Thank you for giving me a little more background on macrolanguages and what some of the implications of expansion might be. The whole macrolanguage aspect seems harder than most of the rest of the ISO 639-3 work. I will probably need to take some time for research on Turoyo and on the implications of adding it to Syriac.
I found it odd that the two original languages in [syr] were both Chaldean languages. I should probably do some research on them as well.
Thank you for the history and for the suggestions.
ISO 639-3 RA
7500 W. Camp Wisdom Rd.
Dallas, TX 75236
On Sat, 9 Jul 2011 07:20:27 +0000
Peter Constable <[log in to unmask]> wrote:
>When 639-3 was first being developed, there were no hard and fast criteria for how macrolanguages would get constituted. All that was clear was that macrolanguages were warranted in cases in which there had been ambiguities of usage--sometimes assuming one language and sometimes assuming more than one. Some of the macrolanguage cases were necessitated by MARC usage in which the same ID was used for a dominant variety but also "as a collective" for other related but less developed varieties. Sometimes, an entry had come into 639-2 from MARC as though there were one language (e.g. "Cree") but when there clearly are multiple distinct languages (a reality reflected in Ethnologue 14, which was a source for drafts of 639-3). And sometimes an entry had come into 639-2 from MARC which was simply ambiguous and I was left trying to make sense how best to map it to entities in Ethnologue 14 (e.g., "Rajasthani", "Lahnda", "Marwari").
>In the case of [syr], MARC describes it as being used for "Modern Syriac" or "Neo-Syriac". I don't recall now for what reasons it was decided to map that to only [aii] and [cld]. If there are good reasons to consider broadening the scope of [syr] to include other related, modern varieties, that can certainly be considered.

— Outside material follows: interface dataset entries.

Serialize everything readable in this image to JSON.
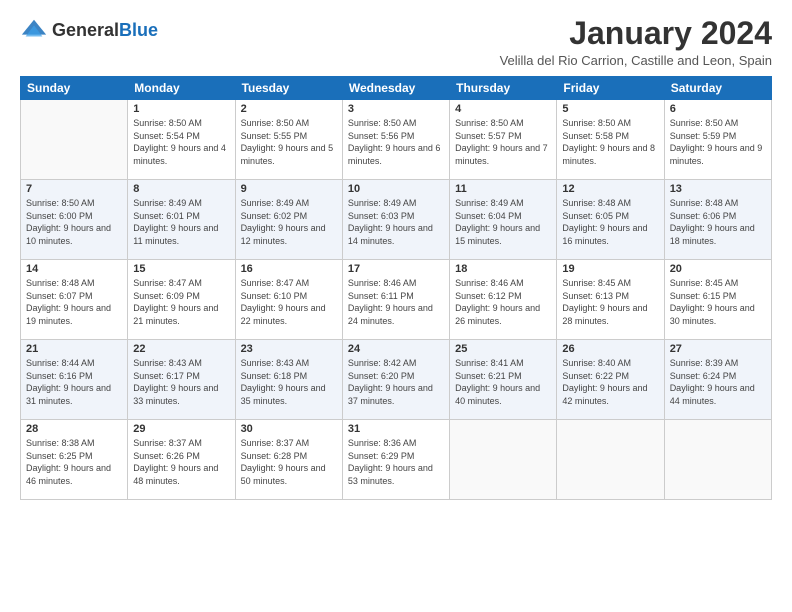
{
  "logo": {
    "general": "General",
    "blue": "Blue"
  },
  "title": "January 2024",
  "location": "Velilla del Rio Carrion, Castille and Leon, Spain",
  "weekdays": [
    "Sunday",
    "Monday",
    "Tuesday",
    "Wednesday",
    "Thursday",
    "Friday",
    "Saturday"
  ],
  "weeks": [
    [
      {
        "day": "",
        "sunrise": "",
        "sunset": "",
        "daylight": ""
      },
      {
        "day": "1",
        "sunrise": "Sunrise: 8:50 AM",
        "sunset": "Sunset: 5:54 PM",
        "daylight": "Daylight: 9 hours and 4 minutes."
      },
      {
        "day": "2",
        "sunrise": "Sunrise: 8:50 AM",
        "sunset": "Sunset: 5:55 PM",
        "daylight": "Daylight: 9 hours and 5 minutes."
      },
      {
        "day": "3",
        "sunrise": "Sunrise: 8:50 AM",
        "sunset": "Sunset: 5:56 PM",
        "daylight": "Daylight: 9 hours and 6 minutes."
      },
      {
        "day": "4",
        "sunrise": "Sunrise: 8:50 AM",
        "sunset": "Sunset: 5:57 PM",
        "daylight": "Daylight: 9 hours and 7 minutes."
      },
      {
        "day": "5",
        "sunrise": "Sunrise: 8:50 AM",
        "sunset": "Sunset: 5:58 PM",
        "daylight": "Daylight: 9 hours and 8 minutes."
      },
      {
        "day": "6",
        "sunrise": "Sunrise: 8:50 AM",
        "sunset": "Sunset: 5:59 PM",
        "daylight": "Daylight: 9 hours and 9 minutes."
      }
    ],
    [
      {
        "day": "7",
        "sunrise": "Sunrise: 8:50 AM",
        "sunset": "Sunset: 6:00 PM",
        "daylight": "Daylight: 9 hours and 10 minutes."
      },
      {
        "day": "8",
        "sunrise": "Sunrise: 8:49 AM",
        "sunset": "Sunset: 6:01 PM",
        "daylight": "Daylight: 9 hours and 11 minutes."
      },
      {
        "day": "9",
        "sunrise": "Sunrise: 8:49 AM",
        "sunset": "Sunset: 6:02 PM",
        "daylight": "Daylight: 9 hours and 12 minutes."
      },
      {
        "day": "10",
        "sunrise": "Sunrise: 8:49 AM",
        "sunset": "Sunset: 6:03 PM",
        "daylight": "Daylight: 9 hours and 14 minutes."
      },
      {
        "day": "11",
        "sunrise": "Sunrise: 8:49 AM",
        "sunset": "Sunset: 6:04 PM",
        "daylight": "Daylight: 9 hours and 15 minutes."
      },
      {
        "day": "12",
        "sunrise": "Sunrise: 8:48 AM",
        "sunset": "Sunset: 6:05 PM",
        "daylight": "Daylight: 9 hours and 16 minutes."
      },
      {
        "day": "13",
        "sunrise": "Sunrise: 8:48 AM",
        "sunset": "Sunset: 6:06 PM",
        "daylight": "Daylight: 9 hours and 18 minutes."
      }
    ],
    [
      {
        "day": "14",
        "sunrise": "Sunrise: 8:48 AM",
        "sunset": "Sunset: 6:07 PM",
        "daylight": "Daylight: 9 hours and 19 minutes."
      },
      {
        "day": "15",
        "sunrise": "Sunrise: 8:47 AM",
        "sunset": "Sunset: 6:09 PM",
        "daylight": "Daylight: 9 hours and 21 minutes."
      },
      {
        "day": "16",
        "sunrise": "Sunrise: 8:47 AM",
        "sunset": "Sunset: 6:10 PM",
        "daylight": "Daylight: 9 hours and 22 minutes."
      },
      {
        "day": "17",
        "sunrise": "Sunrise: 8:46 AM",
        "sunset": "Sunset: 6:11 PM",
        "daylight": "Daylight: 9 hours and 24 minutes."
      },
      {
        "day": "18",
        "sunrise": "Sunrise: 8:46 AM",
        "sunset": "Sunset: 6:12 PM",
        "daylight": "Daylight: 9 hours and 26 minutes."
      },
      {
        "day": "19",
        "sunrise": "Sunrise: 8:45 AM",
        "sunset": "Sunset: 6:13 PM",
        "daylight": "Daylight: 9 hours and 28 minutes."
      },
      {
        "day": "20",
        "sunrise": "Sunrise: 8:45 AM",
        "sunset": "Sunset: 6:15 PM",
        "daylight": "Daylight: 9 hours and 30 minutes."
      }
    ],
    [
      {
        "day": "21",
        "sunrise": "Sunrise: 8:44 AM",
        "sunset": "Sunset: 6:16 PM",
        "daylight": "Daylight: 9 hours and 31 minutes."
      },
      {
        "day": "22",
        "sunrise": "Sunrise: 8:43 AM",
        "sunset": "Sunset: 6:17 PM",
        "daylight": "Daylight: 9 hours and 33 minutes."
      },
      {
        "day": "23",
        "sunrise": "Sunrise: 8:43 AM",
        "sunset": "Sunset: 6:18 PM",
        "daylight": "Daylight: 9 hours and 35 minutes."
      },
      {
        "day": "24",
        "sunrise": "Sunrise: 8:42 AM",
        "sunset": "Sunset: 6:20 PM",
        "daylight": "Daylight: 9 hours and 37 minutes."
      },
      {
        "day": "25",
        "sunrise": "Sunrise: 8:41 AM",
        "sunset": "Sunset: 6:21 PM",
        "daylight": "Daylight: 9 hours and 40 minutes."
      },
      {
        "day": "26",
        "sunrise": "Sunrise: 8:40 AM",
        "sunset": "Sunset: 6:22 PM",
        "daylight": "Daylight: 9 hours and 42 minutes."
      },
      {
        "day": "27",
        "sunrise": "Sunrise: 8:39 AM",
        "sunset": "Sunset: 6:24 PM",
        "daylight": "Daylight: 9 hours and 44 minutes."
      }
    ],
    [
      {
        "day": "28",
        "sunrise": "Sunrise: 8:38 AM",
        "sunset": "Sunset: 6:25 PM",
        "daylight": "Daylight: 9 hours and 46 minutes."
      },
      {
        "day": "29",
        "sunrise": "Sunrise: 8:37 AM",
        "sunset": "Sunset: 6:26 PM",
        "daylight": "Daylight: 9 hours and 48 minutes."
      },
      {
        "day": "30",
        "sunrise": "Sunrise: 8:37 AM",
        "sunset": "Sunset: 6:28 PM",
        "daylight": "Daylight: 9 hours and 50 minutes."
      },
      {
        "day": "31",
        "sunrise": "Sunrise: 8:36 AM",
        "sunset": "Sunset: 6:29 PM",
        "daylight": "Daylight: 9 hours and 53 minutes."
      },
      {
        "day": "",
        "sunrise": "",
        "sunset": "",
        "daylight": ""
      },
      {
        "day": "",
        "sunrise": "",
        "sunset": "",
        "daylight": ""
      },
      {
        "day": "",
        "sunrise": "",
        "sunset": "",
        "daylight": ""
      }
    ]
  ]
}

>Aside from Turoyo being referred to "modern Syriac" in a particular publication, it would be useful to know what practical benefits there would be of including it within the denotation of [syr]. (If it were included in the [syr] macrolanguage, it would continue to representable using [tru].) An example of such an argument might be, "It is written in Syriac script, and there are widely-used software implementations using [syr] and applying it to content in that script, a significant portion of which is in the Turoyo variety."
>From: ISO 639 Joint Advisory Committee [mailto:[log in to unmask]] On Behalf Of ISO639-3
>Sent: Friday, July 08, 2011 12:42 PM
>To: [log in to unmask]
>Subject: possible addition to Syriac Macrolanguage
>Dear JAC members,
>I have recently received a request to add Turoyo to the Syriac macrolanguage. It is referred to as "modern Syriac" in a recent publication (Brock, S.P. 2006. An Introduction to Syriac studies. Piscataway, NJ: Gorgias Press. ISBN 1-59333-349-8, p.1).
>In looking into this request, I was curious to know how the current two languages were incorporated into Syriac as a macrolanguage, while some other related languages were not. Does this need further discussion and processing to determine the languages which should be included?
>In any case, I need to respond the the Turoyo request, and would like your input.
>ISO 639-3 RA
>7500 W. Camp Wisdom Rd.
>Dallas, TX 75236